(how to take a cheap cut of meat and make it taste like you spent money)
If grass fed organic is not in your budget, I have another option. We purchase from a local farmer so it becomes much more affordable to buy grass fed pasture raised animals, but there are some cuts I’ll still buy from the local grocer. One of them is Top Round Roast. Top Round is muscle meat with very little fat and marbling, so it can be a tougher, drier cut. This makes it less attractive to many people, and hence more affordable for you. Even better….lean cuts are the way to go when you can’t purchase organic. Pesticides and hormones are stored largely in an animal’s fat, so all that marbling that makes for a tender juicy porterhouse is exactly what you don’t want from a factory farmed animal.
But I don’t want a tough, dry piece of meat you say. I hear you, there are generally two solutions to the tough and dry dilemma. One is cooking low and slow with lots of moisture, a braise like this will break down connective tissues and turn them into meat butter. Another option, and one I think works better for very lean cuts, is a brine….or in this case what I call a dry brine. The addition of salt, herbs and time works some kind of alchemical magic. The salt draws out the juices which meld with the herbs you’ve added, in time the juices are reabsorbed into the meat bringing the herb flavor with them. Not only do you end up with a juicy roast, you get an herb infused one as well.
I need to talk about herbs for a moment…I love everything about them. They are nature’s way of ensuring you don’t eat bland food. They are easy to grow, easy to store, and can change the flavor profile of anything you put them on. I grow pots of herbs each summer, and when I walk outside to snip their fragrant stems, I feel like I’ve really accomplished something. I love that my boys know how to identify them based on their aroma…food becomes a living thing at that point… which I find wonderful.
Finishing the Roast
Turn your oven off and don’t open the door. Not even a little, not even to peek.
Rare… leave it in the oven with heat turned off another 20-25 minutes.
Medium Rare… leave it in the oven with heat turned off another 30 minutes.
Medium… leave it in the oven with heat turned off another 50 minutes.
Once the roast has reached your desired doneness, remove it from the oven and let it rest 10-15 minutes. Carve thinly against the grain and serve. Leftovers make for amazing lunch meat.
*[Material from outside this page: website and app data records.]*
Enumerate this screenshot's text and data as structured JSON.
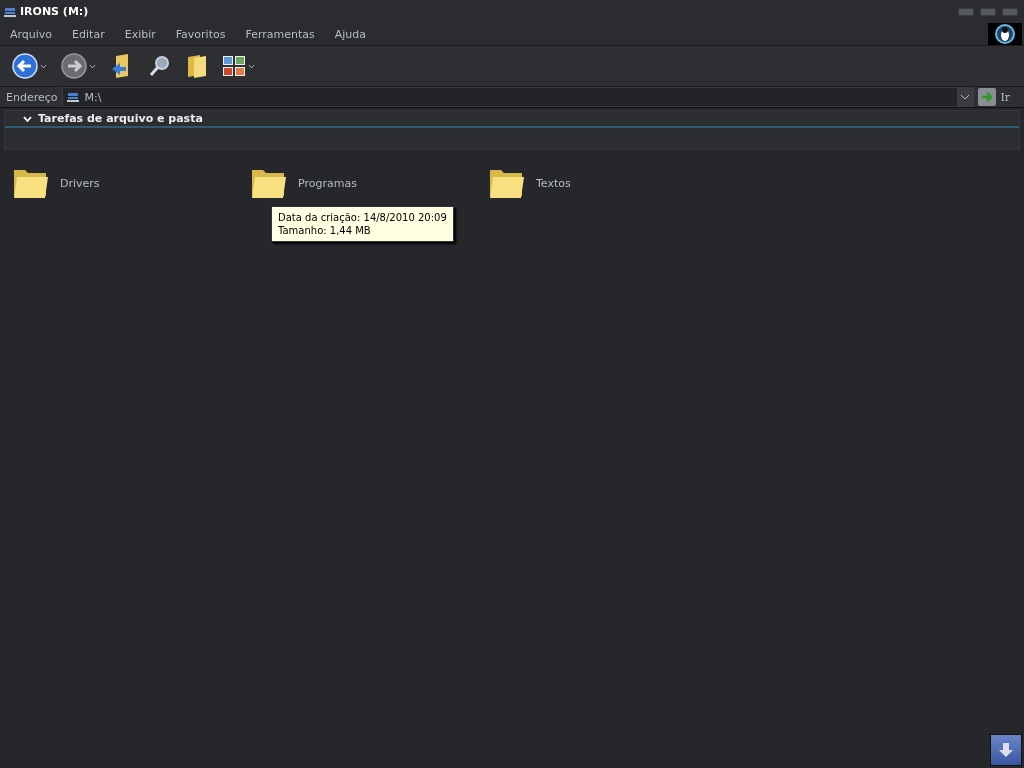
{
  "window": {
    "title": "IRONS (M:)"
  },
  "menu": [
    "Arquivo",
    "Editar",
    "Exibir",
    "Favoritos",
    "Ferramentas",
    "Ajuda"
  ],
  "toolbar": [
    {
      "kind": "back",
      "dropdown": true
    },
    {
      "kind": "forward",
      "dropdown": true
    },
    {
      "kind": "up",
      "dropdown": false
    },
    {
      "kind": "search",
      "dropdown": false
    },
    {
      "kind": "folders",
      "dropdown": false
    },
    {
      "kind": "views",
      "dropdown": true
    }
  ],
  "address": {
    "label": "Endereço",
    "value": "M:\\",
    "go_label": "Ir"
  },
  "task_panel": {
    "title": "Tarefas de arquivo e pasta",
    "expanded": true
  },
  "folders": [
    {
      "name": "Drivers"
    },
    {
      "name": "Programas",
      "tooltip": [
        "Data da criação: 14/8/2010 20:09",
        "Tamanho: 1,44 MB"
      ]
    },
    {
      "name": "Textos"
    }
  ]
}
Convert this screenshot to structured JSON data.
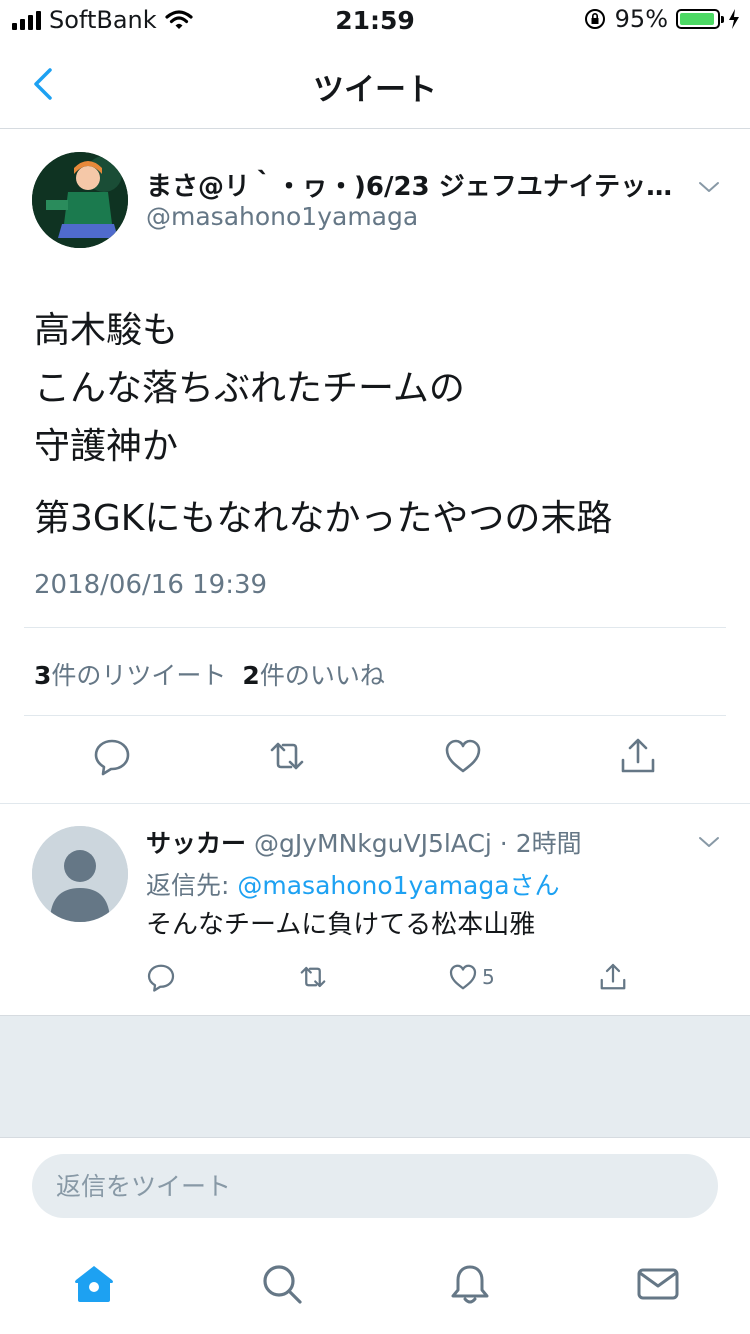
{
  "status_bar": {
    "carrier": "SoftBank",
    "time": "21:59",
    "battery": "95%",
    "battery_fraction": 0.95,
    "battery_color": "#4cd964"
  },
  "nav": {
    "title": "ツイート",
    "back_icon": "chevron-left-icon"
  },
  "tweet": {
    "author_name": "まさ@リ｀・ヮ・)6/23 ジェフユナイテッ…",
    "author_handle": "@masahono1yamaga",
    "text_lines_1": "高木駿も\nこんな落ちぶれたチームの\n守護神か",
    "text_lines_2": "第3GKにもなれなかったやつの末路",
    "timestamp": "2018/06/16 19:39",
    "retweet_count": "3",
    "retweet_label": "件のリツイート",
    "like_count": "2",
    "like_label": "件のいいね"
  },
  "reply": {
    "name": "サッカー",
    "meta": "@gJyMNkguVJ5lACj · 2時間",
    "reply_to_prefix": "返信先: ",
    "reply_to_handle": "@masahono1yamagaさん",
    "text": "そんなチームに負けてる松本山雅",
    "like_count": "5"
  },
  "composer": {
    "placeholder": "返信をツイート"
  },
  "colors": {
    "accent": "#1da1f2",
    "secondary_text": "#657786",
    "background_gray": "#e6ecf0"
  },
  "icons": [
    "chevron-left-icon",
    "chevron-down-icon",
    "reply-icon",
    "retweet-icon",
    "heart-icon",
    "share-icon",
    "home-icon",
    "search-icon",
    "bell-icon",
    "mail-icon",
    "wifi-icon",
    "signal-icon",
    "battery-icon",
    "lock-rotation-icon",
    "charging-icon"
  ]
}
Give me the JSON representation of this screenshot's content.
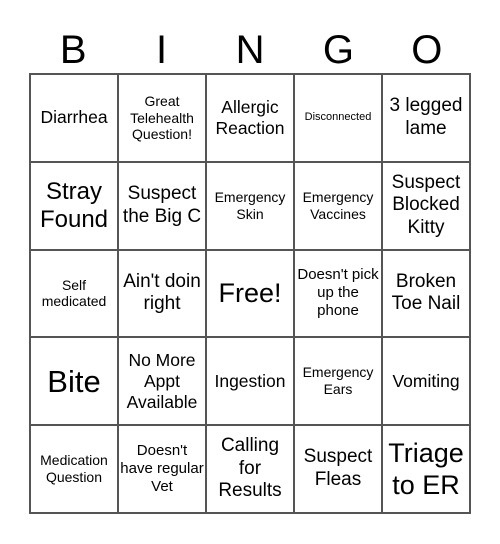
{
  "header": [
    "B",
    "I",
    "N",
    "G",
    "O"
  ],
  "cells": [
    {
      "text": "Diarrhea",
      "size": "s17"
    },
    {
      "text": "Great Telehealth Question!",
      "size": "s14"
    },
    {
      "text": "Allergic Reaction",
      "size": "s17"
    },
    {
      "text": "Disconnected",
      "size": "s11"
    },
    {
      "text": "3 legged lame",
      "size": "s19"
    },
    {
      "text": "Stray Found",
      "size": "s22"
    },
    {
      "text": "Suspect the Big C",
      "size": "s19"
    },
    {
      "text": "Emergency Skin",
      "size": "s14"
    },
    {
      "text": "Emergency Vaccines",
      "size": "s14"
    },
    {
      "text": "Suspect Blocked Kitty",
      "size": "s19"
    },
    {
      "text": "Self medicated",
      "size": "s14"
    },
    {
      "text": "Ain't doin right",
      "size": "s19"
    },
    {
      "text": "Free!",
      "size": "s25"
    },
    {
      "text": "Doesn't pick up the phone",
      "size": "s15"
    },
    {
      "text": "Broken Toe Nail",
      "size": "s19"
    },
    {
      "text": "Bite",
      "size": "s30"
    },
    {
      "text": "No More Appt Available",
      "size": "s17"
    },
    {
      "text": "Ingestion",
      "size": "s17"
    },
    {
      "text": "Emergency Ears",
      "size": "s14"
    },
    {
      "text": "Vomiting",
      "size": "s17"
    },
    {
      "text": "Medication Question",
      "size": "s14"
    },
    {
      "text": "Doesn't have regular Vet",
      "size": "s15"
    },
    {
      "text": "Calling for Results",
      "size": "s19"
    },
    {
      "text": "Suspect Fleas",
      "size": "s19"
    },
    {
      "text": "Triage to ER",
      "size": "s25"
    }
  ]
}
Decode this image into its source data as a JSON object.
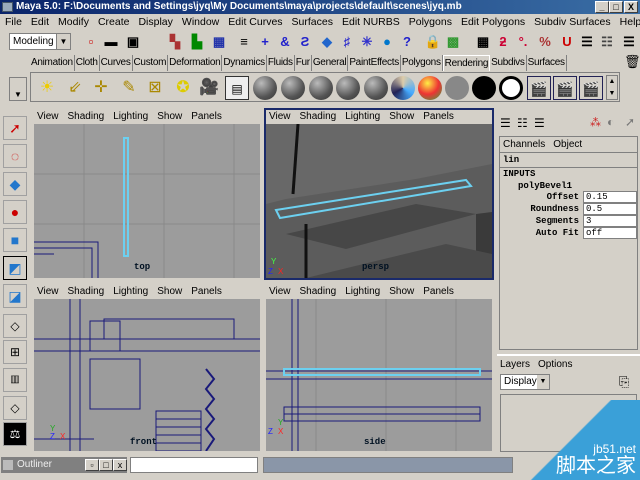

The dry brine recipe is my own, but cooking times were taken from Cook’s Illustrated. Owning an instant read thermometer is a must for leaner cuts of meat with specific cook times for doneness, but they aren’t expensive and once you’ve used one you’ll wonder how you survived without one.